## EXERCISE DETAILS
In the records below, find every line that contains "this" and list it.

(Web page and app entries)
------------------------------
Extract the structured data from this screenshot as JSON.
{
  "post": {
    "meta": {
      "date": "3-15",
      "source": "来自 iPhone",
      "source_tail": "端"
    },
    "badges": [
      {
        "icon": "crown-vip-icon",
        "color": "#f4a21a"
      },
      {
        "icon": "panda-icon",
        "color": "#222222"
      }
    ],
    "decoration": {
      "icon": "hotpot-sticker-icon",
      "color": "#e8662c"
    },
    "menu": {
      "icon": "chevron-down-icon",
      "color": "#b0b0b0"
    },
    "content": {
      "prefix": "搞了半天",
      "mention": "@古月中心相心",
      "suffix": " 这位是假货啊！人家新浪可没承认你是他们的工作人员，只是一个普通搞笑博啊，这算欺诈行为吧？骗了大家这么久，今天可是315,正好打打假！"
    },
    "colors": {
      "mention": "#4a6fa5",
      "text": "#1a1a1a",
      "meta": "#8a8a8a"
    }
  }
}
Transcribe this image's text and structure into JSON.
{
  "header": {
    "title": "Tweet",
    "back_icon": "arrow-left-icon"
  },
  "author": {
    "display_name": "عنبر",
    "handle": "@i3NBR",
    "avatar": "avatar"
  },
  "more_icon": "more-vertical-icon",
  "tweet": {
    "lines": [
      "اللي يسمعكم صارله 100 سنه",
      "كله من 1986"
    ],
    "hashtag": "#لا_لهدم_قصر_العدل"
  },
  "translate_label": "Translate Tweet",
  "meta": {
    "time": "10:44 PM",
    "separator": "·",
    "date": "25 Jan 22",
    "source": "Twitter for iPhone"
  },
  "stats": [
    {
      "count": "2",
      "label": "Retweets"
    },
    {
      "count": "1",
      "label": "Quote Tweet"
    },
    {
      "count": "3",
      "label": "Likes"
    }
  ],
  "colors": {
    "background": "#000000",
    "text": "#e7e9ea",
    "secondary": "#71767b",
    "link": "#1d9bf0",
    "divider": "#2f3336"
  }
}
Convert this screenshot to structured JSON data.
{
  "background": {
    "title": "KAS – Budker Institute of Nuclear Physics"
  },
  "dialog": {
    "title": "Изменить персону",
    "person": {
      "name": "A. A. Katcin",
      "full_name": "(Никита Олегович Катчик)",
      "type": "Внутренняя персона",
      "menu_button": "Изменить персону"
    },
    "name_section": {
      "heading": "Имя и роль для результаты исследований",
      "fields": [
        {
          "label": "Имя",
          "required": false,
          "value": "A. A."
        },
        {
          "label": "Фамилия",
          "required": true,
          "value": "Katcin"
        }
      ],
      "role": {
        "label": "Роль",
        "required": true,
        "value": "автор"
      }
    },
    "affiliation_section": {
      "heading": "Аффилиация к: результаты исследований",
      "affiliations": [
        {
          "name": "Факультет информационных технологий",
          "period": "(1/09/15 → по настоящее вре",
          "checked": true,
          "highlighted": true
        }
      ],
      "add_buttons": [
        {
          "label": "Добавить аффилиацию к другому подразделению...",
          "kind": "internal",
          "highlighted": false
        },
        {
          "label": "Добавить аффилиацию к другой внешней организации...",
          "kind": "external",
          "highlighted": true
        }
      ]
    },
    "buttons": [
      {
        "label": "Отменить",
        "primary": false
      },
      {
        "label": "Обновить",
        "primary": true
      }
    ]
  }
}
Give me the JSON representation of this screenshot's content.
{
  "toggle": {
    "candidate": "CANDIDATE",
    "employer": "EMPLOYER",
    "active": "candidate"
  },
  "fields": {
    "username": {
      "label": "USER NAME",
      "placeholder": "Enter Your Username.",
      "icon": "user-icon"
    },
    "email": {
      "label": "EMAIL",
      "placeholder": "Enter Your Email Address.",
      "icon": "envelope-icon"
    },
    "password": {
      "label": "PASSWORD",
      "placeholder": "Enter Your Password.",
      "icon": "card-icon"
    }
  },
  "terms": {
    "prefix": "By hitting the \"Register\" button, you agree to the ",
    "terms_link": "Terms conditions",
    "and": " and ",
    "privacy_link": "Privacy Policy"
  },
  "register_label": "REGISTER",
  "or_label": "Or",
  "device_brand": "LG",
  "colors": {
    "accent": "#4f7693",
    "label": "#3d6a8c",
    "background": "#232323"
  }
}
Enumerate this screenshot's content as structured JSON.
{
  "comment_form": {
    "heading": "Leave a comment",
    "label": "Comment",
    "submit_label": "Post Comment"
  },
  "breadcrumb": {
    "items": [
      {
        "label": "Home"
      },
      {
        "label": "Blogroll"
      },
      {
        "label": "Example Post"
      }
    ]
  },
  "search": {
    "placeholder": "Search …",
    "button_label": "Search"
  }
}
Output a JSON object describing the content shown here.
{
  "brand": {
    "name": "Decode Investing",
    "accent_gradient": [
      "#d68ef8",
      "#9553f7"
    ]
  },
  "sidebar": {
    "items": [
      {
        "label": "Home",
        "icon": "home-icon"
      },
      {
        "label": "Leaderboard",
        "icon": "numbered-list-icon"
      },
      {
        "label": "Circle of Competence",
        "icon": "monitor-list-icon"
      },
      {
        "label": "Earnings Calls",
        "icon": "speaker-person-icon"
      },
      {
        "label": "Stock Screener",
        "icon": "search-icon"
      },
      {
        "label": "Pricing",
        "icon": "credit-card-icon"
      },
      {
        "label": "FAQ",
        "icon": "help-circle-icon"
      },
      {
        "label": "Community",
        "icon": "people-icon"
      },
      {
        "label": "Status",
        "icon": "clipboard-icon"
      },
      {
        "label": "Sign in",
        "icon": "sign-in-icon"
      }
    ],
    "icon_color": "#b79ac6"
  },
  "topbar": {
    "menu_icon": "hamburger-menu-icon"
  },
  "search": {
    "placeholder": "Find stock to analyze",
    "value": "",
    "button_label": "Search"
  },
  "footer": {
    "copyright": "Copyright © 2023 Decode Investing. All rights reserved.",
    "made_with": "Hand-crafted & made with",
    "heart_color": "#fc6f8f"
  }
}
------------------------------
## TASK ANSWER
Extract the structured data from this screenshot as JSON.
Transcribe this image's text and structure into JSON.
Convert this screenshot to structured JSON data.
Give me the JSON representation of this screenshot's content.
Enumerate this screenshot's content as structured JSON.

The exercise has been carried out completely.